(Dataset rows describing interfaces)
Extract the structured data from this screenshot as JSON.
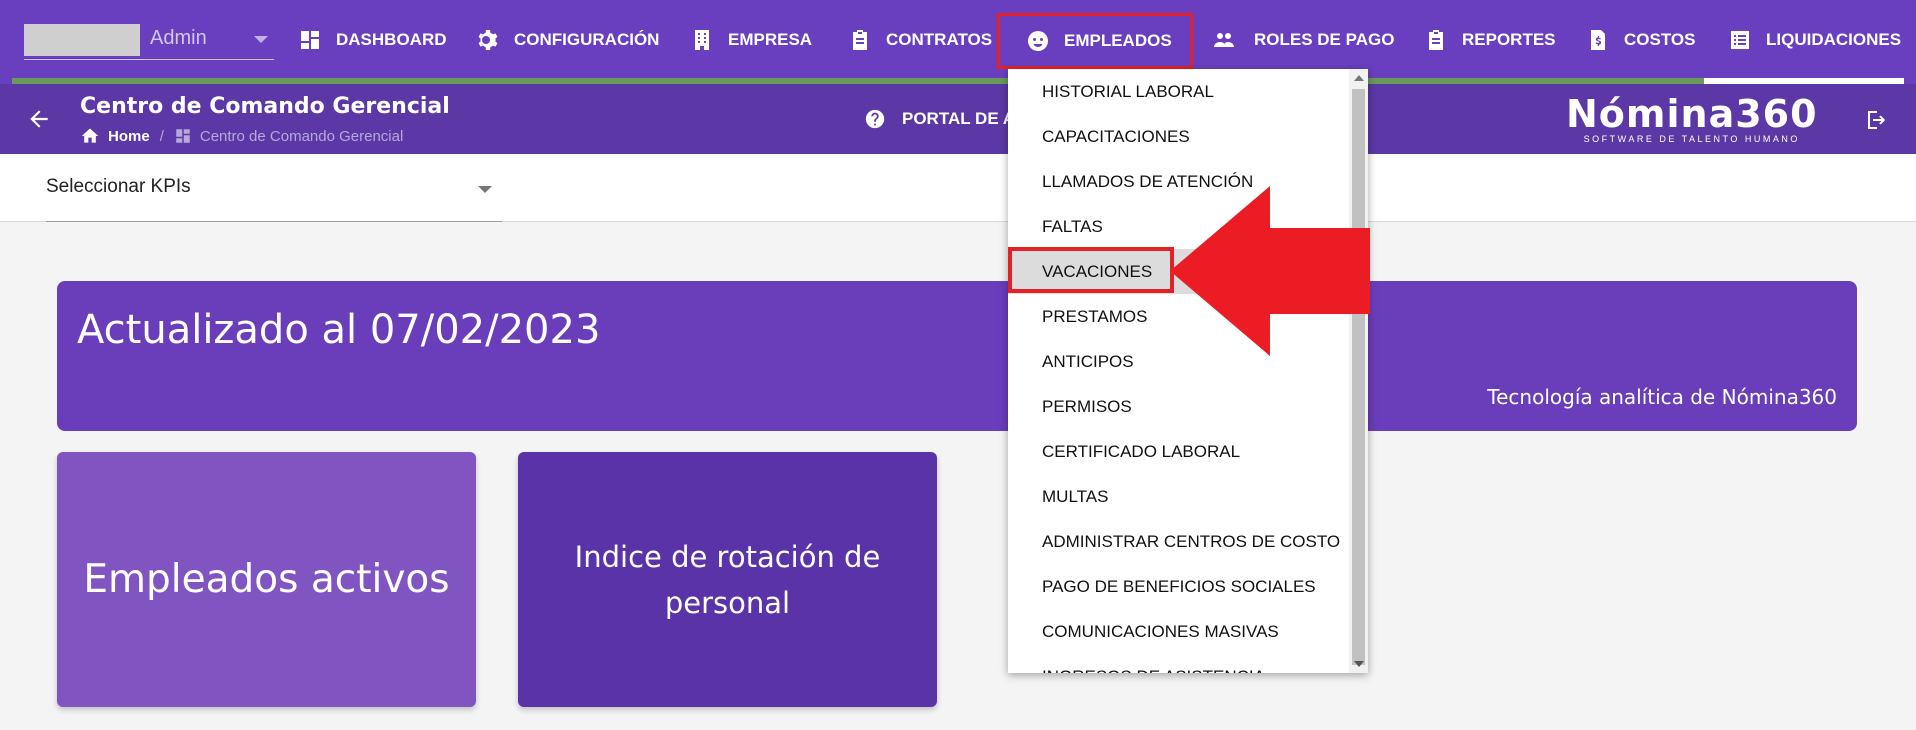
{
  "user": {
    "name": "Admin"
  },
  "nav": {
    "dashboard": "DASHBOARD",
    "configuracion": "CONFIGURACIÓN",
    "empresa": "EMPRESA",
    "contratos": "CONTRATOS",
    "empleados": "EMPLEADOS",
    "roles_de_pago": "ROLES DE PAGO",
    "reportes": "REPORTES",
    "costos": "COSTOS",
    "liquidaciones": "LIQUIDACIONES"
  },
  "header": {
    "title": "Centro de Comando Gerencial",
    "breadcrumb_home": "Home",
    "breadcrumb_current": "Centro de Comando Gerencial",
    "portal_label": "PORTAL DE A",
    "brand_name": "Nómina360",
    "brand_tagline": "SOFTWARE DE TALENTO HUMANO"
  },
  "filter": {
    "kpi_select_value": "Seleccionar KPIs"
  },
  "banner": {
    "title": "Actualizado al 07/02/2023",
    "subtitle": "Tecnología analítica de Nómina360"
  },
  "cards": [
    {
      "label": "Empleados activos"
    },
    {
      "label": "Indice de rotación de personal"
    }
  ],
  "empleados_menu": {
    "items": [
      "HISTORIAL LABORAL",
      "CAPACITACIONES",
      "LLAMADOS DE ATENCIÓN",
      "FALTAS",
      "VACACIONES",
      "PRESTAMOS",
      "ANTICIPOS",
      "PERMISOS",
      "CERTIFICADO LABORAL",
      "MULTAS",
      "ADMINISTRAR CENTROS DE COSTO",
      "PAGO DE BENEFICIOS SOCIALES",
      "COMUNICACIONES MASIVAS",
      "INGRESOS DE ASISTENCIA"
    ],
    "selected": "VACACIONES"
  },
  "colors": {
    "topbar": "#6a3fbf",
    "subbar": "#5b38a6",
    "banner": "#6a3dbb",
    "card1": "#8055c2",
    "card2": "#5b33a8",
    "highlight_border": "#e32228"
  },
  "icons": {
    "dashboard": "grid-icon",
    "configuracion": "gear-icon",
    "empresa": "building-icon",
    "contratos": "clipboard-icon",
    "empleados": "face-icon",
    "roles_de_pago": "people-icon",
    "reportes": "clipboard-icon",
    "costos": "invoice-icon",
    "liquidaciones": "list-icon",
    "back": "arrow-left-icon",
    "home": "home-icon",
    "portal": "help-circle-icon",
    "logout": "logout-icon"
  }
}
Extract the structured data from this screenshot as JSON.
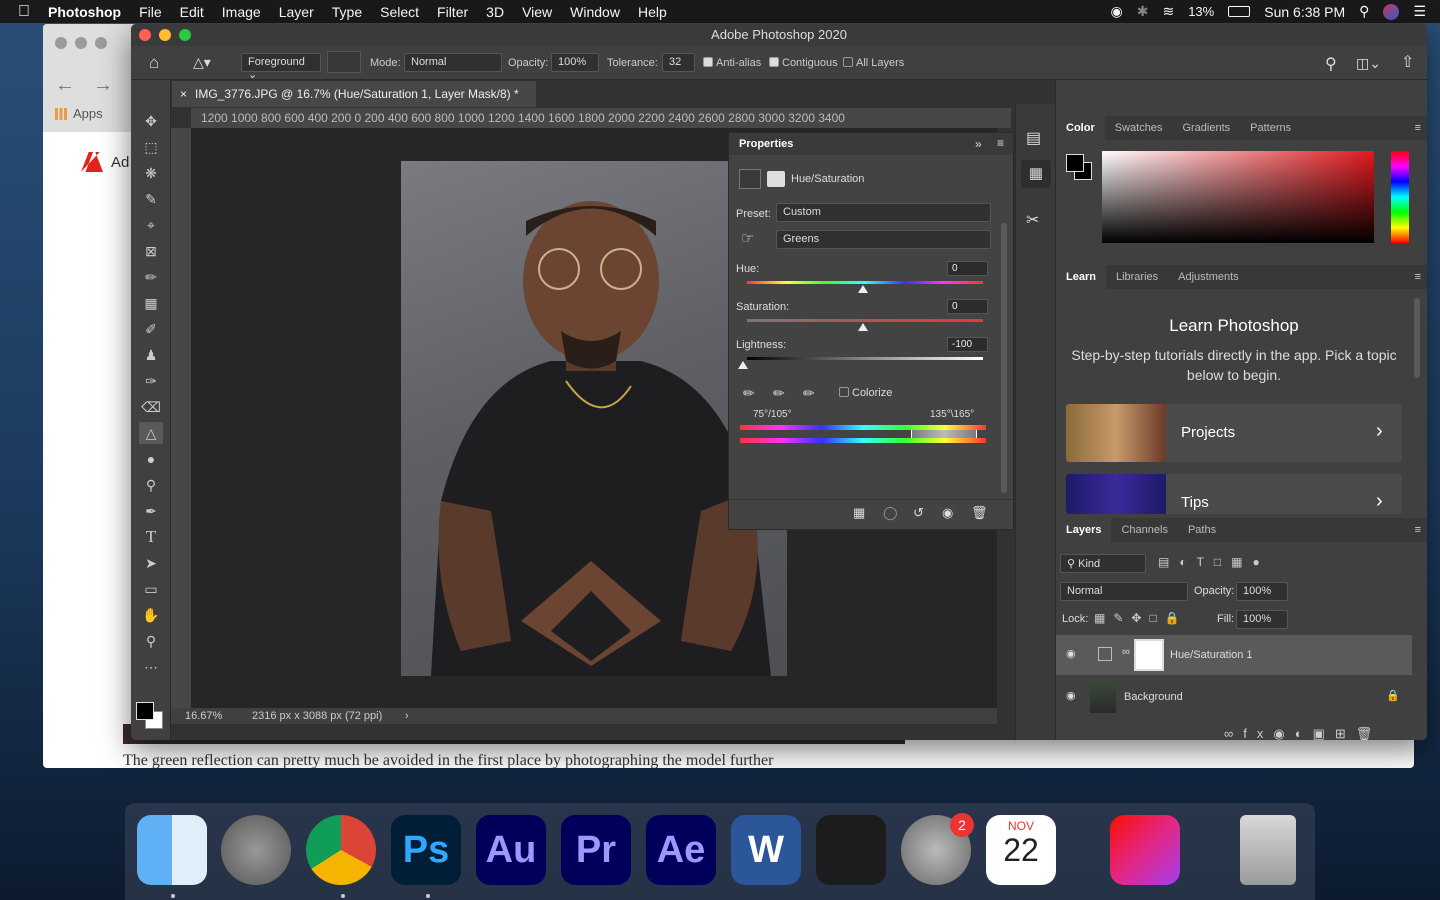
{
  "menubar": {
    "apple": "",
    "items": [
      "Photoshop",
      "File",
      "Edit",
      "Image",
      "Layer",
      "Type",
      "Select",
      "Filter",
      "3D",
      "View",
      "Window",
      "Help"
    ],
    "battery": "13%",
    "clock": "Sun 6:38 PM"
  },
  "browser": {
    "apps_label": "Apps",
    "brand_text": "Ad",
    "footer_text": "The green reflection can pretty much be avoided in the first place by photographing the model further"
  },
  "window": {
    "title": "Adobe Photoshop 2020"
  },
  "options": {
    "fill_source": "Foreground",
    "mode_label": "Mode:",
    "mode_value": "Normal",
    "opacity_label": "Opacity:",
    "opacity_value": "100%",
    "tolerance_label": "Tolerance:",
    "tolerance_value": "32",
    "antialias": "Anti-alias",
    "contiguous": "Contiguous",
    "all_layers": "All Layers"
  },
  "document": {
    "tab_title": "IMG_3776.JPG @ 16.7% (Hue/Saturation 1, Layer Mask/8) *",
    "ruler_ticks": "1200  1000   800   600   400   200   0      200   400   600   800   1000  1200  1400  1600  1800  2000  2200  2400  2600  2800  3000  3200  3400",
    "zoom": "16.67%",
    "dimensions": "2316 px x 3088 px (72 ppi)"
  },
  "properties": {
    "title": "Properties",
    "adjustment": "Hue/Saturation",
    "preset_label": "Preset:",
    "preset_value": "Custom",
    "range_value": "Greens",
    "hue_label": "Hue:",
    "hue_value": "0",
    "saturation_label": "Saturation:",
    "saturation_value": "0",
    "lightness_label": "Lightness:",
    "lightness_value": "-100",
    "colorize_label": "Colorize",
    "range_left": "75°/105°",
    "range_right": "135°\\165°"
  },
  "color_panel": {
    "tabs": [
      "Color",
      "Swatches",
      "Gradients",
      "Patterns"
    ]
  },
  "learn_panel": {
    "tabs": [
      "Learn",
      "Libraries",
      "Adjustments"
    ],
    "heading": "Learn Photoshop",
    "description": "Step-by-step tutorials directly in the app. Pick a topic below to begin.",
    "cards": [
      "Projects",
      "Tips"
    ]
  },
  "layers_panel": {
    "tabs": [
      "Layers",
      "Channels",
      "Paths"
    ],
    "kind": "Kind",
    "blend_mode": "Normal",
    "opacity_label": "Opacity:",
    "opacity_value": "100%",
    "lock_label": "Lock:",
    "fill_label": "Fill:",
    "fill_value": "100%",
    "layers": [
      "Hue/Saturation 1",
      "Background"
    ]
  },
  "dock": {
    "apps": [
      {
        "name": "Finder",
        "label": "",
        "bg": "#3d8be8"
      },
      {
        "name": "Launchpad",
        "label": "",
        "bg": "#6a6f78"
      },
      {
        "name": "Chrome",
        "label": "",
        "bg": "#ffffff"
      },
      {
        "name": "Photoshop",
        "label": "Ps",
        "bg": "#001e36"
      },
      {
        "name": "Audition",
        "label": "Au",
        "bg": "#00005b"
      },
      {
        "name": "Premiere",
        "label": "Pr",
        "bg": "#00005b"
      },
      {
        "name": "After Effects",
        "label": "Ae",
        "bg": "#00005b"
      },
      {
        "name": "Word",
        "label": "W",
        "bg": "#2b579a"
      },
      {
        "name": "Voice Memos",
        "label": "",
        "bg": "#1c1c1c"
      },
      {
        "name": "System Preferences",
        "label": "",
        "bg": "#8a8a8a"
      },
      {
        "name": "Calendar",
        "label": "22",
        "bg": "#ffffff"
      },
      {
        "name": "Creative Cloud",
        "label": "",
        "bg": "#e8335a"
      },
      {
        "name": "Trash",
        "label": "",
        "bg": "transparent"
      }
    ],
    "calendar_month": "NOV",
    "calendar_day": "22",
    "sysprefs_badge": "2"
  }
}
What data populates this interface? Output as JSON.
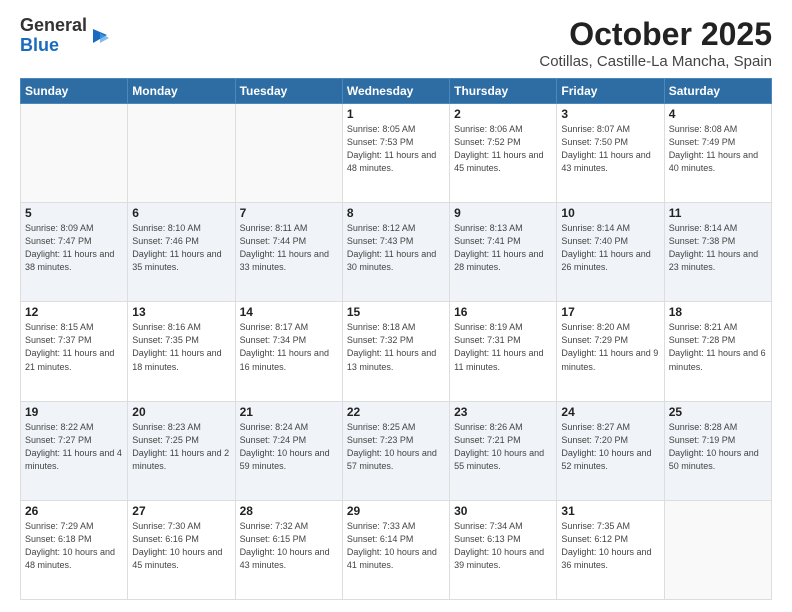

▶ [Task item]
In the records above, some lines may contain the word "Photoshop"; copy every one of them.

▶ [Exercise response]
      "Photoshop",
    "title": "Adobe Photoshop 2020"
    "heading": "Learn Photoshop",
        "name": "Photoshop",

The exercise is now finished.